Could you repeat the records below exactly, leaving the pictures out?

= Beginning of Section =

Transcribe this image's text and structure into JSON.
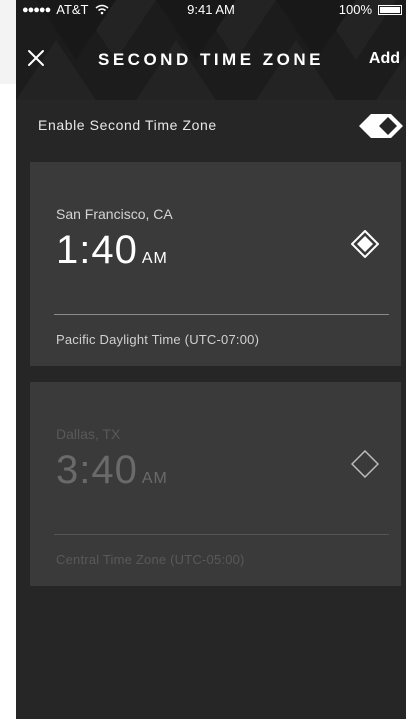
{
  "status_bar": {
    "carrier": "AT&T",
    "time": "9:41 AM",
    "battery": "100%"
  },
  "nav": {
    "title": "SECOND TIME ZONE",
    "add_label": "Add",
    "close_icon": "close-icon"
  },
  "settings": {
    "toggle_label": "Enable Second Time Zone",
    "toggle_on": true
  },
  "time_zones": [
    {
      "city": "San Francisco, CA",
      "time": "1:40",
      "ampm": "AM",
      "zone": "Pacific Daylight Time (UTC-07:00)",
      "selected": true
    },
    {
      "city": "Dallas, TX",
      "time": "3:40",
      "ampm": "AM",
      "zone": "Central Time Zone (UTC-05:00)",
      "selected": false
    }
  ],
  "colors": {
    "background": "#262626",
    "header": "#1c1c1c",
    "card": "#3a3a3a",
    "text": "#ffffff"
  }
}
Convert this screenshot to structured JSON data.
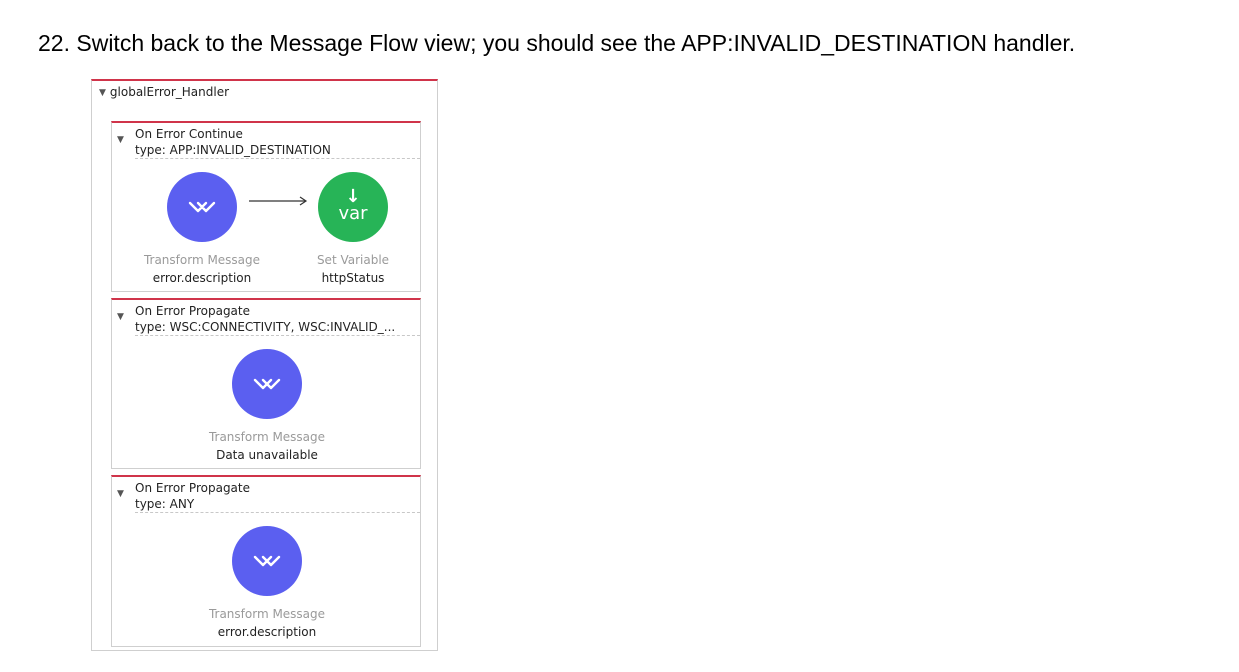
{
  "instruction": "22. Switch back to the Message Flow view; you should see the APP:INVALID_DESTINATION handler.",
  "handler": {
    "title": "globalError_Handler",
    "scopes": [
      {
        "name": "On Error Continue",
        "type": "type: APP:INVALID_DESTINATION",
        "components": [
          {
            "kind": "Transform Message",
            "value": "error.description",
            "icon": "transform-message-icon"
          },
          {
            "kind": "Set Variable",
            "value": "httpStatus",
            "icon": "set-variable-icon",
            "icon_text": "var"
          }
        ]
      },
      {
        "name": "On Error Propagate",
        "type": "type: WSC:CONNECTIVITY, WSC:INVALID_...",
        "components": [
          {
            "kind": "Transform Message",
            "value": "Data unavailable",
            "icon": "transform-message-icon"
          }
        ]
      },
      {
        "name": "On Error Propagate",
        "type": "type: ANY",
        "components": [
          {
            "kind": "Transform Message",
            "value": "error.description",
            "icon": "transform-message-icon"
          }
        ]
      }
    ]
  },
  "colors": {
    "scope_border_top": "#d0344a",
    "transform_icon": "#5b5ff0",
    "set_variable_icon": "#27b457"
  }
}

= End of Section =

* [Response]:
Transcribe this image's text and structure into JSON.
{
  "status_bar": {
    "carrier": "AT&T",
    "time": "9:41 AM",
    "battery": "100%"
  },
  "nav": {
    "title": "SECOND TIME ZONE",
    "add_label": "Add",
    "close_icon": "close-icon"
  },
  "settings": {
    "toggle_label": "Enable Second Time Zone",
    "toggle_on": true
  },
  "time_zones": [
    {
      "city": "San Francisco, CA",
      "time": "1:40",
      "ampm": "AM",
      "zone": "Pacific Daylight Time (UTC-07:00)",
      "selected": true
    },
    {
      "city": "Dallas, TX",
      "time": "3:40",
      "ampm": "AM",
      "zone": "Central Time Zone (UTC-05:00)",
      "selected": false
    }
  ],
  "colors": {
    "background": "#262626",
    "header": "#1c1c1c",
    "card": "#3a3a3a",
    "text": "#ffffff"
  }
}
Convert this screenshot to structured JSON data.
{
  "instruction": "22. Switch back to the Message Flow view; you should see the APP:INVALID_DESTINATION handler.",
  "handler": {
    "title": "globalError_Handler",
    "scopes": [
      {
        "name": "On Error Continue",
        "type": "type: APP:INVALID_DESTINATION",
        "components": [
          {
            "kind": "Transform Message",
            "value": "error.description",
            "icon": "transform-message-icon"
          },
          {
            "kind": "Set Variable",
            "value": "httpStatus",
            "icon": "set-variable-icon",
            "icon_text": "var"
          }
        ]
      },
      {
        "name": "On Error Propagate",
        "type": "type: WSC:CONNECTIVITY, WSC:INVALID_...",
        "components": [
          {
            "kind": "Transform Message",
            "value": "Data unavailable",
            "icon": "transform-message-icon"
          }
        ]
      },
      {
        "name": "On Error Propagate",
        "type": "type: ANY",
        "components": [
          {
            "kind": "Transform Message",
            "value": "error.description",
            "icon": "transform-message-icon"
          }
        ]
      }
    ]
  },
  "colors": {
    "scope_border_top": "#d0344a",
    "transform_icon": "#5b5ff0",
    "set_variable_icon": "#27b457"
  }
}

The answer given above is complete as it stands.